The West End has always been about diversity. The people living in the neighbourhood can trace their ancestry back to every corner of the globe. Hitting up the West End’s restaurant scene is the best way to experience its diverse heritage.
To celebrate our neighbourhood, the West End BIZ is hosting “Around the World a Few Blocks,” a series of weekly restaurant tours in the month of August. Each tour goes through a different part of the neighbourhood and involves a four-course meal. And since its launch, and due to the celebration’s popularity, tours have been extended and will be taking place on September 11, 17, 24 and October 1.
One of the restaurants on the tour is Café Dario, recently named one of the best restaurants in Winnipeg.
Dario Gutierrez opened his restaurant in 2006. After moving to Winnipeg in 1978 from Colombia to do his masters in Anthropology, he decided to stay and open his restaurant in the neighbourhood that he considers one of the friendliest.
“The West End is a [United Nations]. It is the world in one quarter of the city – where everybody seems to be able to get along and be happy,” says Gutierrez.
Gutierrez’s cuisine reflects his passion for cultural harmony. Although Latin American styles are predominant in his cooking, Gutierrez says that in his dishes it is impossible to separate out influences from across the Americas.

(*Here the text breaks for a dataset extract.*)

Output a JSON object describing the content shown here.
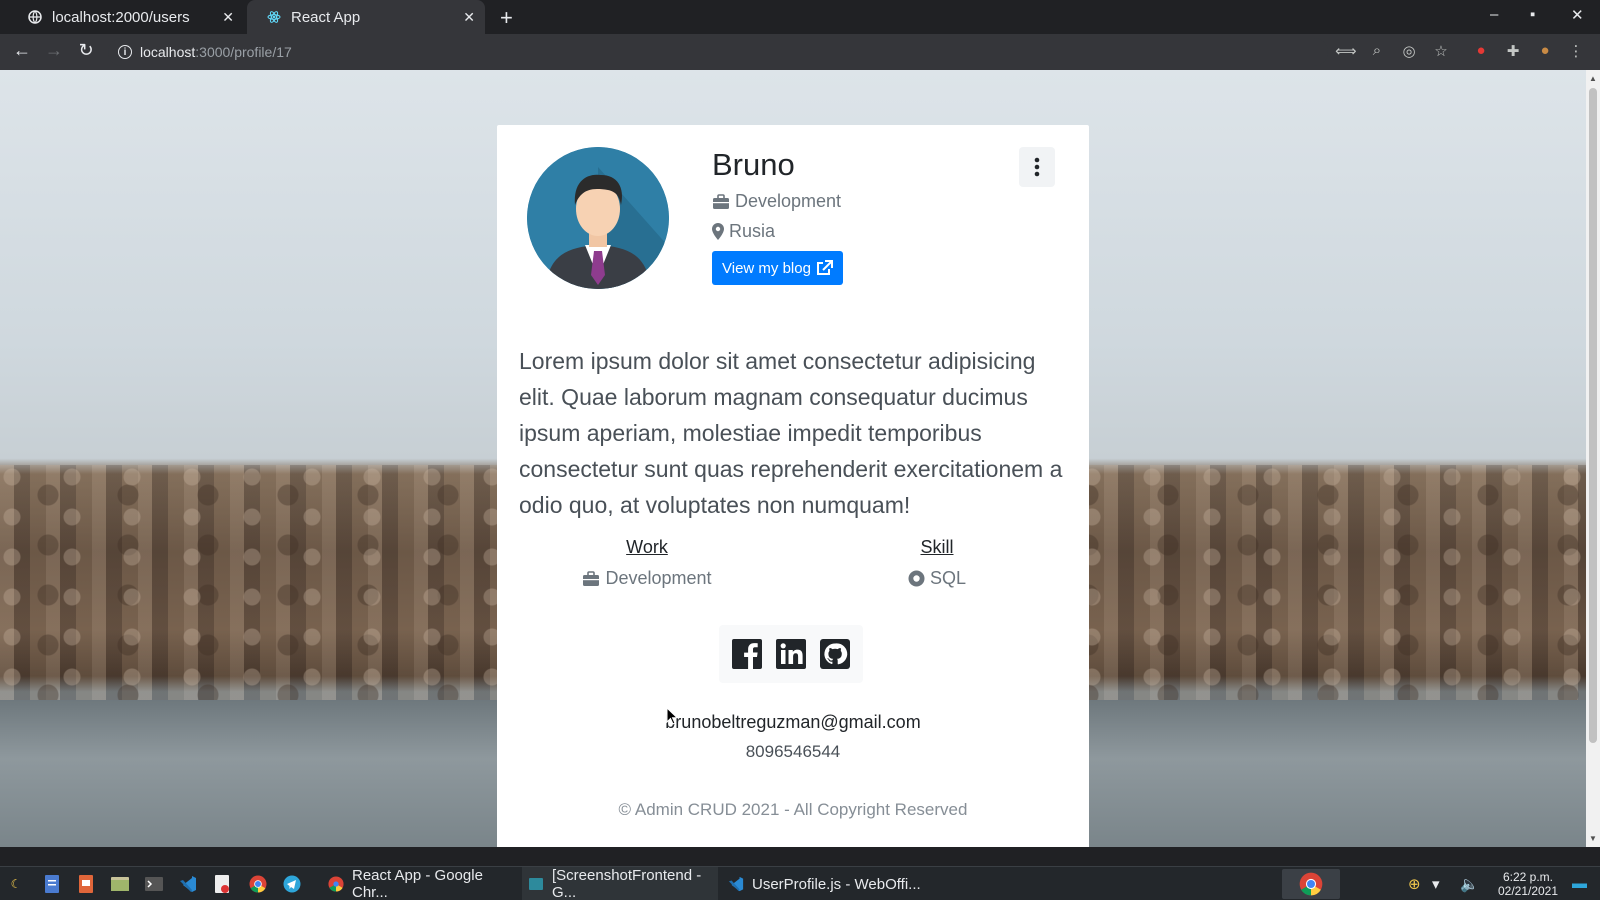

The West End is no stranger to new Winnipeggers. From its earliest days, the West End has been an important starting point for new migrants and immigrants to Winnipeg and Canada. Between 1900 and 1920 Winnipeg grew from 40,000 residents to 180,000. The West End was one of the neighbourhoods built to house all of these new arrivals. The West End was rapidly built up between 1900 and 1930. Major housing developments appear to have continued to take place in pockets of the West End until the 1950s.

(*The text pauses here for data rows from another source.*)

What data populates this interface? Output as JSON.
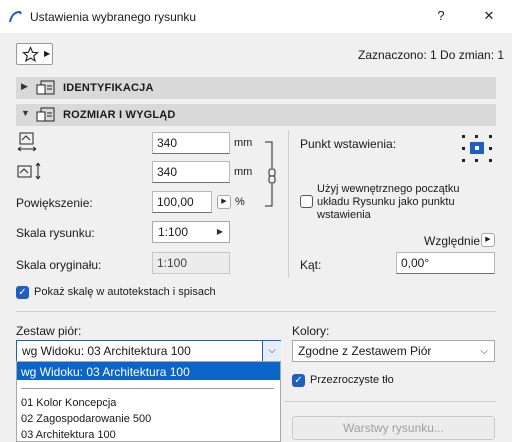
{
  "window": {
    "title": "Ustawienia wybranego rysunku",
    "help_label": "?",
    "close_label": "✕"
  },
  "header": {
    "selection_status": "Zaznaczono: 1 Do zmian: 1"
  },
  "sections": {
    "identification": "IDENTYFIKACJA",
    "size_appearance": "ROZMIAR I WYGLĄD"
  },
  "size": {
    "width_value": "340",
    "width_unit": "mm",
    "height_value": "340",
    "height_unit": "mm",
    "magnification_label": "Powiększenie:",
    "magnification_value": "100,00",
    "magnification_unit": "%",
    "drawing_scale_label": "Skala rysunku:",
    "drawing_scale_value": "1:100",
    "original_scale_label": "Skala oryginału:",
    "original_scale_value": "1:100"
  },
  "anchor": {
    "label": "Punkt wstawienia:",
    "use_internal_origin_label_1": "Użyj wewnętrznego początku",
    "use_internal_origin_label_2": "układu Rysunku jako punktu",
    "use_internal_origin_label_3": "wstawienia",
    "use_internal_origin_checked": false,
    "relative_label": "Względnie",
    "angle_label": "Kąt:",
    "angle_value": "0,00°"
  },
  "show_scale_label": "Pokaż skalę w autotekstach i spisach",
  "show_scale_checked": true,
  "pens": {
    "label": "Zestaw piór:",
    "selected": "wg Widoku: 03 Architektura 100",
    "options": [
      "wg Widoku: 03 Architektura 100",
      "01 Kolor Koncepcja",
      "02 Zagospodarowanie 500",
      "03 Architektura 100"
    ]
  },
  "colors": {
    "label": "Kolory:",
    "selected": "Zgodne z Zestawem Piór",
    "transparent_label": "Przezroczyste tło",
    "transparent_checked": true
  },
  "layers_button": "Warstwy rysunku...",
  "accent_color": "#1f5fbf",
  "selection_color": "#0b64c8"
}
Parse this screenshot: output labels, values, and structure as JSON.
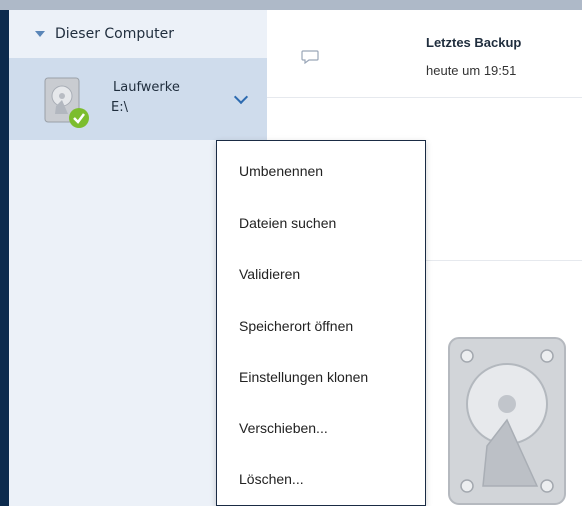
{
  "sidebar": {
    "header_title": "Dieser Computer",
    "drive": {
      "name": "Laufwerke",
      "path": "E:\\"
    }
  },
  "details": {
    "last_backup_label": "Letztes Backup",
    "last_backup_time": "heute um 19:51"
  },
  "context_menu": {
    "items": [
      "Umbenennen",
      "Dateien suchen",
      "Validieren",
      "Speicherort öffnen",
      "Einstellungen klonen",
      "Verschieben...",
      "Löschen..."
    ]
  },
  "colors": {
    "sidebar_bg": "#ecf1f8",
    "selected_item_bg": "#cfdcec",
    "accent_blue": "#2d6bb0",
    "left_bar": "#0c2a4d",
    "success_green": "#7cbd2e"
  },
  "icons": [
    "caret-down-icon",
    "hard-drive-icon",
    "check-badge-icon",
    "chevron-down-icon",
    "comment-icon",
    "hard-drive-large-icon"
  ]
}
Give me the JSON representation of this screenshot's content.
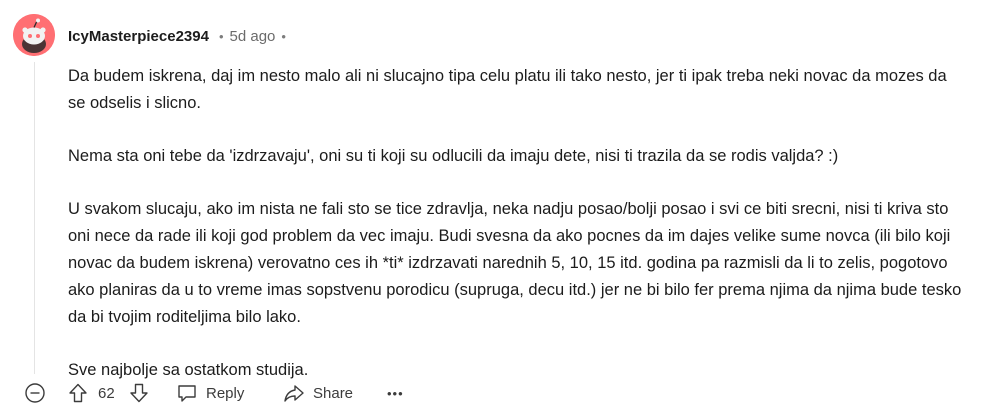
{
  "comment": {
    "username": "IcyMasterpiece2394",
    "time_separator": "•",
    "time": "5d ago",
    "trailing_separator": "•",
    "paragraphs": [
      "Da budem iskrena, daj im nesto malo ali ni slucajno tipa celu platu ili tako nesto, jer ti ipak treba neki novac da mozes da se odselis i slicno.",
      "Nema sta oni tebe da 'izdrzavaju', oni su ti koji su odlucili da imaju dete, nisi ti trazila da se rodis valjda? :)",
      "U svakom slucaju, ako im nista ne fali sto se tice zdravlja, neka nadju posao/bolji posao i svi ce biti srecni, nisi ti kriva sto oni nece da rade ili koji god problem da vec imaju. Budi svesna da ako pocnes da im dajes velike sume novca (ili bilo koji novac da budem iskrena) verovatno ces ih *ti* izdrzavati narednih 5, 10, 15 itd. godina pa razmisli da li to zelis, pogotovo ako planiras da u to vreme imas sopstvenu porodicu (supruga, decu itd.) jer ne bi bilo fer prema njima da njima bude tesko da bi tvojim roditeljima bilo lako.",
      "Sve najbolje sa ostatkom studija."
    ]
  },
  "actions": {
    "collapse_icon": "collapse-minus-icon",
    "upvote_icon": "upvote-arrow-icon",
    "score": "62",
    "downvote_icon": "downvote-arrow-icon",
    "reply_icon": "speech-bubble-icon",
    "reply_label": "Reply",
    "share_icon": "share-arrow-icon",
    "share_label": "Share",
    "more_label": "•••"
  },
  "colors": {
    "avatar_bg": "#ff6f73",
    "text": "#1c1c1c",
    "muted": "#6b6b6b",
    "icon": "#3c3c3c"
  }
}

The West End slowly changed over the years, particularly after World War II as suburban living came into fashion, but the neighbourhood remained a starting point for new immigrants to Canada. Over the years as the sources of Canada’s immigrants changed, the neighbourhood became increasingly diverse.
From Italian to Ethiopian to Lebanese, each walking tour will involve a diverse group of culinary styles. Some of the restaurants on the tour are newer while others have been going for decades.
Moc Thanh and Tsuyen Thai opened one of the first Vietnamese restaurants in Winnipeg when they started Thanh Huong 27 years ago. Homer’s, right next to the University of Winnipeg, has been serving authentic Greek cuisine for 35 years.
And then there is the Rice Bowl. Opened only eight years ago by Harry Mogatas, this little Filipino restaurant on Sargent is going strong.
“People said ‘You can’t be successful; why there?’ Almost eight years later I’m still here. If you can survive on Sargent and Ellice with all the diverse restaurants you can make it anywhere in Winnipeg,” says Mogatas, adding “It’s the most competitive restaurant environment in Winnipeg.”
Mogatas grew up in the West End and learned to cook from his grandmother. When he was just five years old he was already helping his grandmother slice onions and ginger in the kitchen.
“I’ve worked different kinds of jobs and I always come back to the kitchen. It reminds me of my family,” Mogatas says.
Today there are over one hundred restaurants in the West End. These restaurants tell a story of a neighbourhood shaped over 100 years by the arrival of new Winnipeggers.
The tour is called “Around the World in a Few Blocks” because guests will experience culinary traditions from around the world. But what’s really important is that we’re not going around the world at all – these traditions have all become part of the West End’s tradition.
Joseph Kornelsen will be leading the “Around the World in a Few Blocks” restaurant tours. Tours are in the evening on August 6, 13, 20, 28, September 11, 17, 24, and October 1. You can find more information about the tours by calling 204-954-7900 or by clicking here.